**REQUIRED ACTION**.
Each record that follows should be repeated exactly, with no pictures carried over.

[STORED DATA Boundary: Start]

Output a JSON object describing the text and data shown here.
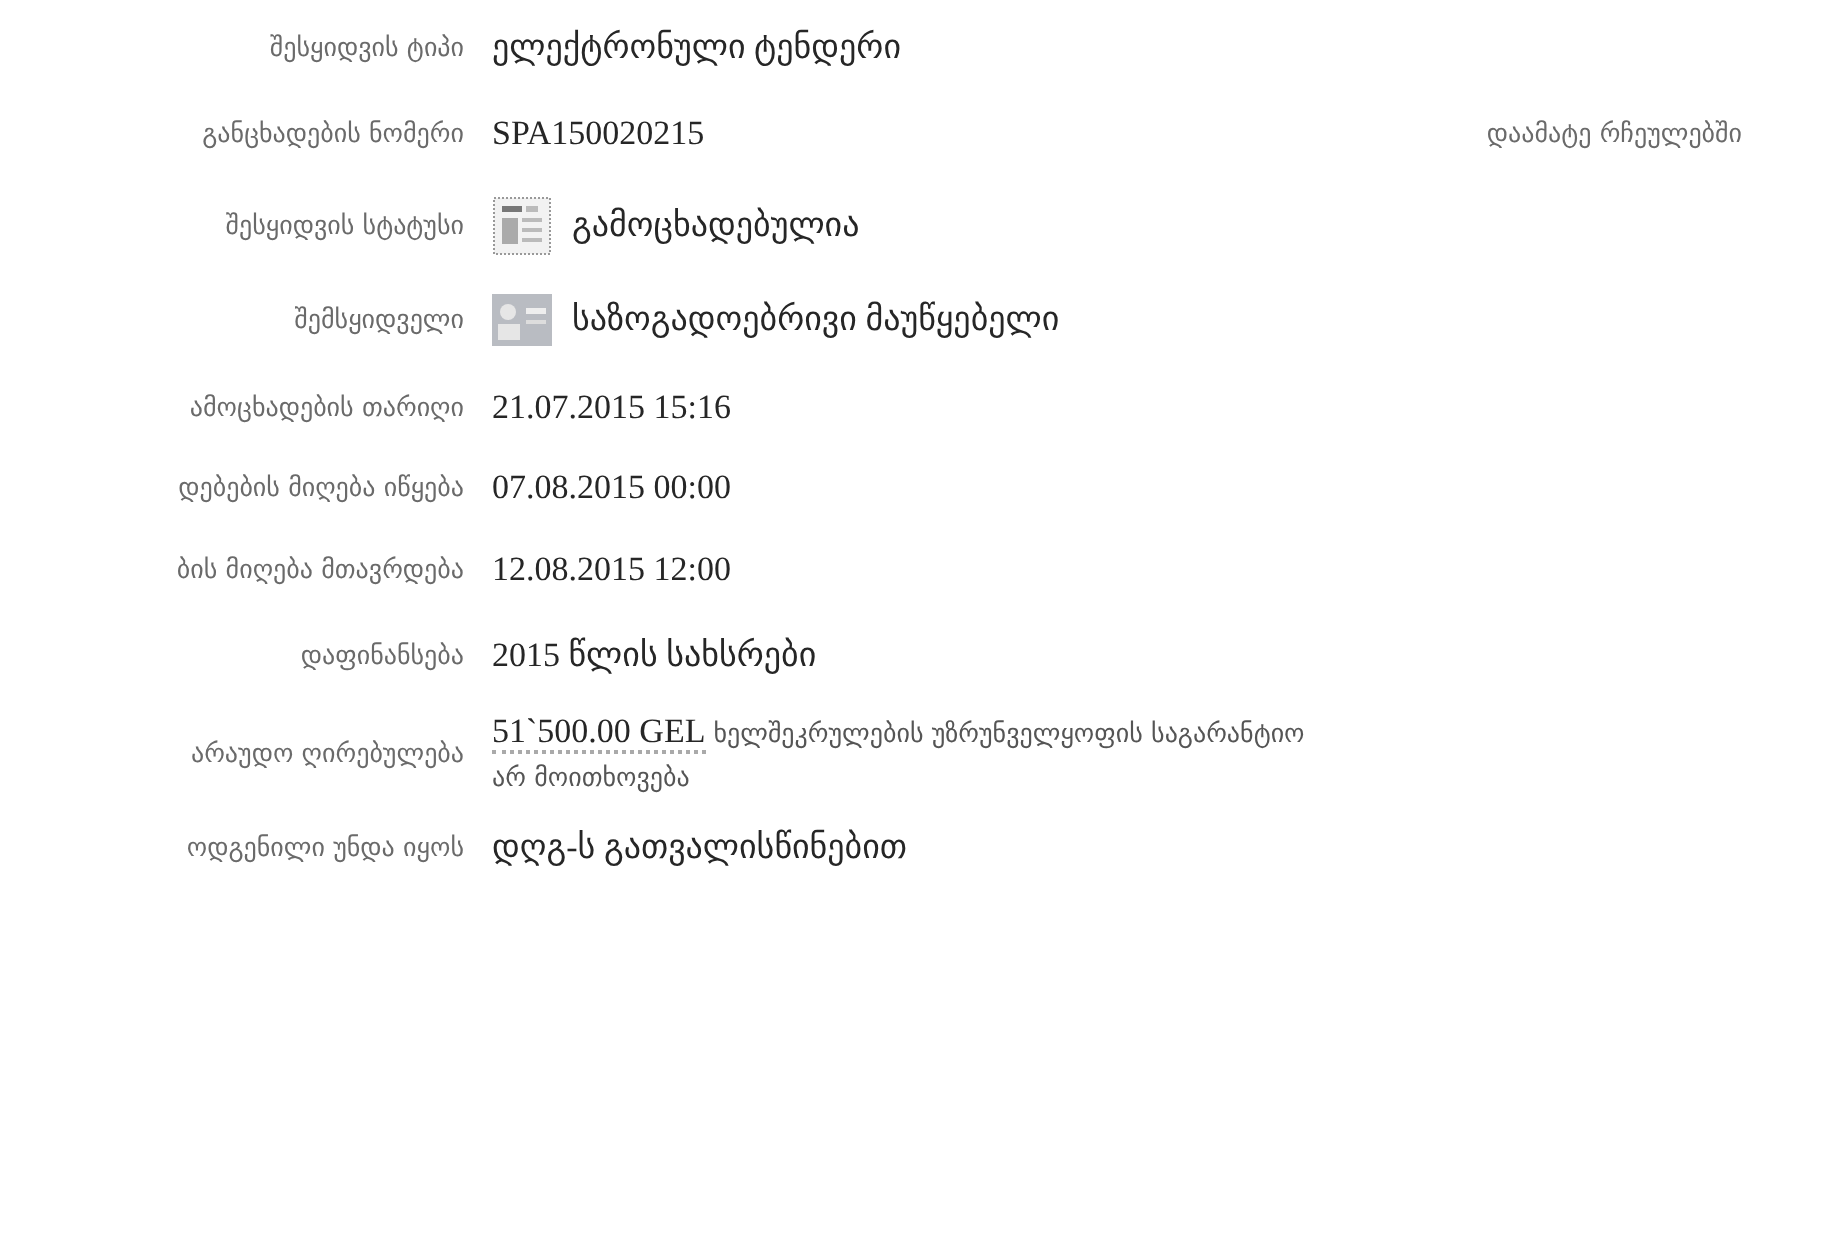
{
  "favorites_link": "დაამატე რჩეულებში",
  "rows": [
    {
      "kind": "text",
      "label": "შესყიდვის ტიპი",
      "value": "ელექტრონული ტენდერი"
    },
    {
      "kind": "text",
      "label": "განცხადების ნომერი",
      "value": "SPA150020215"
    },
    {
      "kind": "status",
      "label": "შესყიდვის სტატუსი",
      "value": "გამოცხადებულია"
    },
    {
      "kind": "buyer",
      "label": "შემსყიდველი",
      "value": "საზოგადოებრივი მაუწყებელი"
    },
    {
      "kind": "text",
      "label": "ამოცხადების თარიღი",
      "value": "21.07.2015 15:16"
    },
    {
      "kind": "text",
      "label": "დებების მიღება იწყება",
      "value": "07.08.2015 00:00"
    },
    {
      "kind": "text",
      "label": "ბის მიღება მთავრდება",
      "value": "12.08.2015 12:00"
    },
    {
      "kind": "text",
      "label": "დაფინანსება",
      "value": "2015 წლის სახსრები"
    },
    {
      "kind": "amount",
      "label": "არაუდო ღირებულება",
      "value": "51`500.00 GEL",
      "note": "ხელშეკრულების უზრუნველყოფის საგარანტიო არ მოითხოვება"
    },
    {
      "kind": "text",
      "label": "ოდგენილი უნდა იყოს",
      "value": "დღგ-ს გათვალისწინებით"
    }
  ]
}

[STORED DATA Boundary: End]

**WRITTEN ANSWER**.
Output a JSON object describing the text and data shown here.
{
  "favorites_link": "დაამატე რჩეულებში",
  "rows": [
    {
      "kind": "text",
      "label": "შესყიდვის ტიპი",
      "value": "ელექტრონული ტენდერი"
    },
    {
      "kind": "text",
      "label": "განცხადების ნომერი",
      "value": "SPA150020215"
    },
    {
      "kind": "status",
      "label": "შესყიდვის სტატუსი",
      "value": "გამოცხადებულია"
    },
    {
      "kind": "buyer",
      "label": "შემსყიდველი",
      "value": "საზოგადოებრივი მაუწყებელი"
    },
    {
      "kind": "text",
      "label": "ამოცხადების თარიღი",
      "value": "21.07.2015 15:16"
    },
    {
      "kind": "text",
      "label": "დებების მიღება იწყება",
      "value": "07.08.2015 00:00"
    },
    {
      "kind": "text",
      "label": "ბის მიღება მთავრდება",
      "value": "12.08.2015 12:00"
    },
    {
      "kind": "text",
      "label": "დაფინანსება",
      "value": "2015 წლის სახსრები"
    },
    {
      "kind": "amount",
      "label": "არაუდო ღირებულება",
      "value": "51`500.00 GEL",
      "note": "ხელშეკრულების უზრუნველყოფის საგარანტიო არ მოითხოვება"
    },
    {
      "kind": "text",
      "label": "ოდგენილი უნდა იყოს",
      "value": "დღგ-ს გათვალისწინებით"
    }
  ]
}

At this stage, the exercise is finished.